Ruback’s key fundamentals are:

  1. Measurement
  2. Assessment
  3. Evaluation

“We have to be accountable to these key roles,” said Ruback. These are tools that sound alike but have very different meanings.

Measurement is the process by which attributes or dimensions of something are determined. “Its an objective unit of measure.” said Ruback. Outputs are part of measurement–these units are measured in members retained in an organization: chairs rented, students graduated, registered volunteers, or tickets sales.

“Assessment adds context to what we are looking at,” said Ruback.  Assessment is important to make sure goals are being attained within an organization. “We want to observe all the trends and actions,” said Ruback.

Assessment is not to be considered an end game, and the objectives should be watched throughout the process. For example, an organization can assess the number of comments or shares on a Facebook post, or donations produced from an earned media story.

Evaluation determines the success of a PR project. For an organization to see success, the goal attainment of the project is measured.  “This is probably the most difficult one, but we make an observation,” said Ruback. “It all comes down to the attainable goal.” It is the process that produces information regarding the worthiness, validity and impact.

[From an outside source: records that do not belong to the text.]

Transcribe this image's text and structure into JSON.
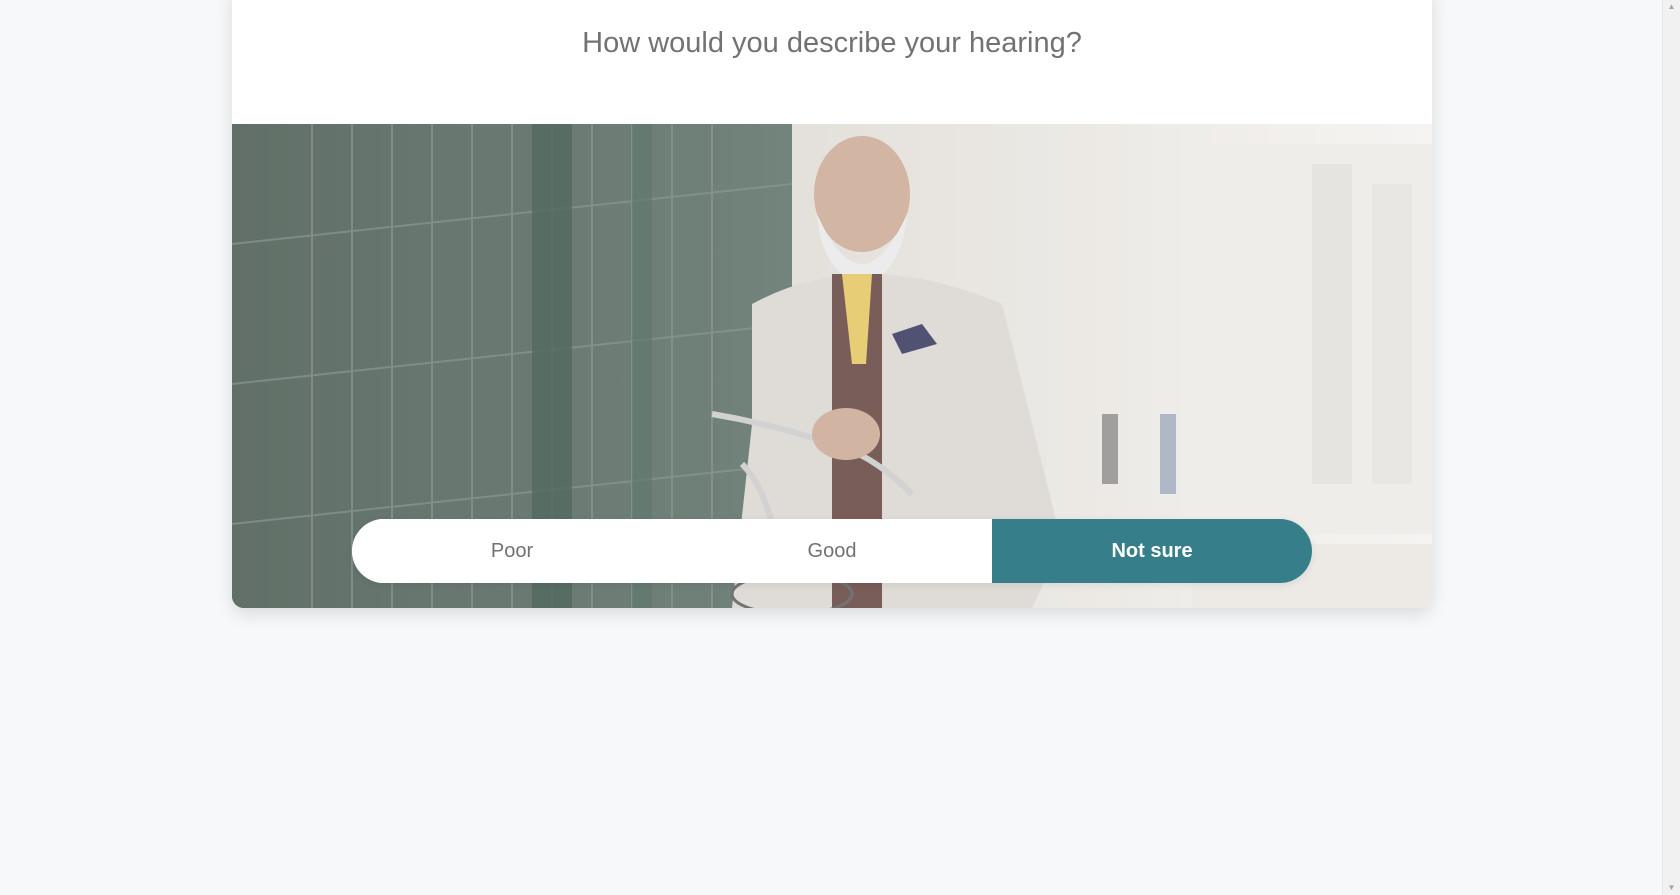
{
  "survey": {
    "question": "How would you describe your hearing?",
    "hero_image_alt": "older-man-with-bicycle-photo",
    "answers": [
      {
        "label": "Poor",
        "selected": false
      },
      {
        "label": "Good",
        "selected": false
      },
      {
        "label": "Not sure",
        "selected": true
      }
    ]
  },
  "colors": {
    "accent": "#367f8a",
    "background": "#f7f8fa",
    "card": "#ffffff",
    "text_muted": "#707274"
  },
  "scrollbar": {
    "up_glyph": "▲",
    "down_glyph": "▼"
  }
}
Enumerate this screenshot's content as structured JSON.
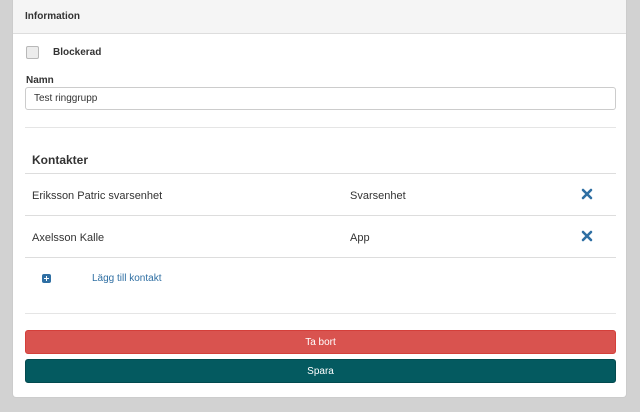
{
  "panel": {
    "heading": "Information"
  },
  "form": {
    "blocked_label": "Blockerad",
    "blocked_checked": false,
    "name_label": "Namn",
    "name_value": "Test ringgrupp"
  },
  "contacts": {
    "title": "Kontakter",
    "rows": [
      {
        "name": "Eriksson Patric svarsenhet",
        "type": "Svarsenhet",
        "remove_icon": "times-icon"
      },
      {
        "name": "Axelsson Kalle",
        "type": "App",
        "remove_icon": "times-icon"
      }
    ],
    "add_label": "Lägg till kontakt",
    "add_icon": "plus-square-icon"
  },
  "actions": {
    "delete_label": "Ta bort",
    "save_label": "Spara"
  },
  "colors": {
    "link": "#2f6fa3",
    "danger": "#d9534f",
    "primary": "#045a60"
  }
}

The outcomes are the results of the evaluation growth. The outcomes and outputs are not to be confused with each other– remember that outputs are the data produced, while outcomes can be considered as the qualities and impact of the project. For example, outcomes are the impact of services offered, goal attainment, positive or negative impressions, the engagement of a target audience, and more.

These fundamentals may seem difficult to figure out, but it’s all about simplifying. It is important to think of fundamentals as distinct ideas and methods and connect them to a strong impact. “Don’t confuse being busy with being strategic,” said Ruback.